Aim of the task: Show every line below where "SECTORS" can be found.

Data to examine:
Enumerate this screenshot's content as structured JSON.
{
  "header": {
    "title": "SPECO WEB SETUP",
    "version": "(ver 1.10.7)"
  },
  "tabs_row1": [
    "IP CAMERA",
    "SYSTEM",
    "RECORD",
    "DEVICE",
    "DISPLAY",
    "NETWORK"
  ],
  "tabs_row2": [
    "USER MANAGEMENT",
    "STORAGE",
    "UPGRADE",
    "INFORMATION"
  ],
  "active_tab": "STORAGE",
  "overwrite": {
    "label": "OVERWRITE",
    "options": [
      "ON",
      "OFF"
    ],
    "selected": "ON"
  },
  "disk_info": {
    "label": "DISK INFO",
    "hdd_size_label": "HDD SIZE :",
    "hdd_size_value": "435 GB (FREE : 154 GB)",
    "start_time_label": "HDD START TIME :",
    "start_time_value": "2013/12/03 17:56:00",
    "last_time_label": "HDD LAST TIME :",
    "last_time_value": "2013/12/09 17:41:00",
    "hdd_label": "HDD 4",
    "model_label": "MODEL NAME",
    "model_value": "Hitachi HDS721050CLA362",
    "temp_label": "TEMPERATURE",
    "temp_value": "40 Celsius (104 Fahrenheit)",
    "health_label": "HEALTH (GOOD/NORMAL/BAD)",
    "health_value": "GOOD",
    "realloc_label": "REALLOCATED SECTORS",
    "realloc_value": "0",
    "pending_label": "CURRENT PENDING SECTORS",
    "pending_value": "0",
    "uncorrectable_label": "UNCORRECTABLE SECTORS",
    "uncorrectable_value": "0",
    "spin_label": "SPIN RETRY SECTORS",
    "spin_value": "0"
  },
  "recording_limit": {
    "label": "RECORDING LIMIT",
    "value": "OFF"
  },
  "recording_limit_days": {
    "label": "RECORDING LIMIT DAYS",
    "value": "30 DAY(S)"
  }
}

Solution for this exercise:
    "realloc_label": "REALLOCATED SECTORS",
    "pending_label": "CURRENT PENDING SECTORS",
    "uncorrectable_label": "UNCORRECTABLE SECTORS",
    "spin_label": "SPIN RETRY SECTORS",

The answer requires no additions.